Instructions to follow —
Without skipping a line, reproduce the entries exactly.

Provided data —

====

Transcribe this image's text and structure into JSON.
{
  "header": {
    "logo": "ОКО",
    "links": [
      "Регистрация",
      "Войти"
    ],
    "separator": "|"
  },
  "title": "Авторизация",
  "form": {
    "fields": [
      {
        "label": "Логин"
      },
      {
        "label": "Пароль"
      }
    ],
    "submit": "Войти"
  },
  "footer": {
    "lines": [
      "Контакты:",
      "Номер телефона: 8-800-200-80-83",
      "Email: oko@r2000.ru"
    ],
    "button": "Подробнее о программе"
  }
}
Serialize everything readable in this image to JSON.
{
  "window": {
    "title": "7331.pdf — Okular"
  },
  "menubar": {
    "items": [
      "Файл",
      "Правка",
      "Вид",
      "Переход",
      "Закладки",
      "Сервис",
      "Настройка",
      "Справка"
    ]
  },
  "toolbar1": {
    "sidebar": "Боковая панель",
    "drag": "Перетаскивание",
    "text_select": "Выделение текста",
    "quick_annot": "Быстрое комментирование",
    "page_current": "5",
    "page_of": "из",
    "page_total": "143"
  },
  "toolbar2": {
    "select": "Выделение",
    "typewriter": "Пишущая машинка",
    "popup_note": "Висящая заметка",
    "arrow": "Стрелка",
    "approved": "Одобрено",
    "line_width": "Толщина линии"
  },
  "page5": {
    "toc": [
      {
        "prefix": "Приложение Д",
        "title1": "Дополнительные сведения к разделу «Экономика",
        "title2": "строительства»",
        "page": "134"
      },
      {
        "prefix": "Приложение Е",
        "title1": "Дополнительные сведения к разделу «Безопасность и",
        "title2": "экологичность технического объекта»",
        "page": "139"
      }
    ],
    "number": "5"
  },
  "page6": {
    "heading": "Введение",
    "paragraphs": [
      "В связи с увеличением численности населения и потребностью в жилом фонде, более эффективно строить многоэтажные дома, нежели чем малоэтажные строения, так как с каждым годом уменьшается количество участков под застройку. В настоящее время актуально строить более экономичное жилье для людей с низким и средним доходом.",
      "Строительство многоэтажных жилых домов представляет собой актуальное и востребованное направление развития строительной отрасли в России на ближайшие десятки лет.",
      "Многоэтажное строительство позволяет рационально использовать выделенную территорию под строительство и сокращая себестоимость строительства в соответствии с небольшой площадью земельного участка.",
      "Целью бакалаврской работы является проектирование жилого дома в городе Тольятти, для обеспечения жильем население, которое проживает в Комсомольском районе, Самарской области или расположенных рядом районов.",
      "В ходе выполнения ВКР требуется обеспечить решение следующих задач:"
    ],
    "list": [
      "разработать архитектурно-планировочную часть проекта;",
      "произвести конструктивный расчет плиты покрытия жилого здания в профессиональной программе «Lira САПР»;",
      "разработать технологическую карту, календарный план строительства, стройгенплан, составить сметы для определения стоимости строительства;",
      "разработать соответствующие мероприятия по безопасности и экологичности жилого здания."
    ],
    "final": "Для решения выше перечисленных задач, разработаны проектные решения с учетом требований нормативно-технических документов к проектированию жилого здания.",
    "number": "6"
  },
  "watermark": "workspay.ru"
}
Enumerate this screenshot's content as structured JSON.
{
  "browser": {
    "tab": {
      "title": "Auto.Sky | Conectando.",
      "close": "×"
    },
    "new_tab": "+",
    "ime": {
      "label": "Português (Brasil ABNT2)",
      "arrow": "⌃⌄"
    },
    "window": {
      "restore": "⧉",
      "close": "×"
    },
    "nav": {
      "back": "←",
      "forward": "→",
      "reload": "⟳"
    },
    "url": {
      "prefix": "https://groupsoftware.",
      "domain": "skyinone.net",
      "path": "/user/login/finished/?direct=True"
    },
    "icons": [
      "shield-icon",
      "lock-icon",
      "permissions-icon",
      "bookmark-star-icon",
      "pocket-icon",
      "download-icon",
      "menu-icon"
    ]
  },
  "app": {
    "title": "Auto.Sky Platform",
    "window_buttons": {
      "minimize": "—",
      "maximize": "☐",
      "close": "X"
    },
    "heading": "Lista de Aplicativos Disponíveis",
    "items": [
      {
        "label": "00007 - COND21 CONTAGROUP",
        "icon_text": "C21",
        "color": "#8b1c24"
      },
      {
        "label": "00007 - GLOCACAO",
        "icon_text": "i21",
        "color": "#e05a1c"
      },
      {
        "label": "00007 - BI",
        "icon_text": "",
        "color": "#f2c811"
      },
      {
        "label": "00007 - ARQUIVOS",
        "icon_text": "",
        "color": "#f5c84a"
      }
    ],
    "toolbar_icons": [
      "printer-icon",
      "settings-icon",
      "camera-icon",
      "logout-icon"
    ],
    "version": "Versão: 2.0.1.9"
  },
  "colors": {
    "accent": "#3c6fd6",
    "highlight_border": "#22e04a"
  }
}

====

Result below —
Transcribe this image's text and structure into JSON.
{
  "header": {
    "logo": "ОКО",
    "links": [
      "Регистрация",
      "Войти"
    ],
    "separator": "|"
  },
  "title": "Авторизация",
  "form": {
    "fields": [
      {
        "label": "Логин"
      },
      {
        "label": "Пароль"
      }
    ],
    "submit": "Войти"
  },
  "footer": {
    "lines": [
      "Контакты:",
      "Номер телефона: 8-800-200-80-83",
      "Email: oko@r2000.ru"
    ],
    "button": "Подробнее о программе"
  }
}
Serialize everything readable in this image to JSON.
{
  "window": {
    "title": "7331.pdf — Okular"
  },
  "menubar": {
    "items": [
      "Файл",
      "Правка",
      "Вид",
      "Переход",
      "Закладки",
      "Сервис",
      "Настройка",
      "Справка"
    ]
  },
  "toolbar1": {
    "sidebar": "Боковая панель",
    "drag": "Перетаскивание",
    "text_select": "Выделение текста",
    "quick_annot": "Быстрое комментирование",
    "page_current": "5",
    "page_of": "из",
    "page_total": "143"
  },
  "toolbar2": {
    "select": "Выделение",
    "typewriter": "Пишущая машинка",
    "popup_note": "Висящая заметка",
    "arrow": "Стрелка",
    "approved": "Одобрено",
    "line_width": "Толщина линии"
  },
  "page5": {
    "toc": [
      {
        "prefix": "Приложение Д",
        "title1": "Дополнительные сведения к разделу «Экономика",
        "title2": "строительства»",
        "page": "134"
      },
      {
        "prefix": "Приложение Е",
        "title1": "Дополнительные сведения к разделу «Безопасность и",
        "title2": "экологичность технического объекта»",
        "page": "139"
      }
    ],
    "number": "5"
  },
  "page6": {
    "heading": "Введение",
    "paragraphs": [
      "В связи с увеличением численности населения и потребностью в жилом фонде, более эффективно строить многоэтажные дома, нежели чем малоэтажные строения, так как с каждым годом уменьшается количество участков под застройку. В настоящее время актуально строить более экономичное жилье для людей с низким и средним доходом.",
      "Строительство многоэтажных жилых домов представляет собой актуальное и востребованное направление развития строительной отрасли в России на ближайшие десятки лет.",
      "Многоэтажное строительство позволяет рационально использовать выделенную территорию под строительство и сокращая себестоимость строительства в соответствии с небольшой площадью земельного участка.",
      "Целью бакалаврской работы является проектирование жилого дома в городе Тольятти, для обеспечения жильем население, которое проживает в Комсомольском районе, Самарской области или расположенных рядом районов.",
      "В ходе выполнения ВКР требуется обеспечить решение следующих задач:"
    ],
    "list": [
      "разработать архитектурно-планировочную часть проекта;",
      "произвести конструктивный расчет плиты покрытия жилого здания в профессиональной программе «Lira САПР»;",
      "разработать технологическую карту, календарный план строительства, стройгенплан, составить сметы для определения стоимости строительства;",
      "разработать соответствующие мероприятия по безопасности и экологичности жилого здания."
    ],
    "final": "Для решения выше перечисленных задач, разработаны проектные решения с учетом требований нормативно-технических документов к проектированию жилого здания.",
    "number": "6"
  },
  "watermark": "workspay.ru"
}
Enumerate this screenshot's content as structured JSON.
{
  "browser": {
    "tab": {
      "title": "Auto.Sky | Conectando.",
      "close": "×"
    },
    "new_tab": "+",
    "ime": {
      "label": "Português (Brasil ABNT2)",
      "arrow": "⌃⌄"
    },
    "window": {
      "restore": "⧉",
      "close": "×"
    },
    "nav": {
      "back": "←",
      "forward": "→",
      "reload": "⟳"
    },
    "url": {
      "prefix": "https://groupsoftware.",
      "domain": "skyinone.net",
      "path": "/user/login/finished/?direct=True"
    },
    "icons": [
      "shield-icon",
      "lock-icon",
      "permissions-icon",
      "bookmark-star-icon",
      "pocket-icon",
      "download-icon",
      "menu-icon"
    ]
  },
  "app": {
    "title": "Auto.Sky Platform",
    "window_buttons": {
      "minimize": "—",
      "maximize": "☐",
      "close": "X"
    },
    "heading": "Lista de Aplicativos Disponíveis",
    "items": [
      {
        "label": "00007 - COND21 CONTAGROUP",
        "icon_text": "C21",
        "color": "#8b1c24"
      },
      {
        "label": "00007 - GLOCACAO",
        "icon_text": "i21",
        "color": "#e05a1c"
      },
      {
        "label": "00007 - BI",
        "icon_text": "",
        "color": "#f2c811"
      },
      {
        "label": "00007 - ARQUIVOS",
        "icon_text": "",
        "color": "#f5c84a"
      }
    ],
    "toolbar_icons": [
      "printer-icon",
      "settings-icon",
      "camera-icon",
      "logout-icon"
    ],
    "version": "Versão: 2.0.1.9"
  },
  "colors": {
    "accent": "#3c6fd6",
    "highlight_border": "#22e04a"
  }
}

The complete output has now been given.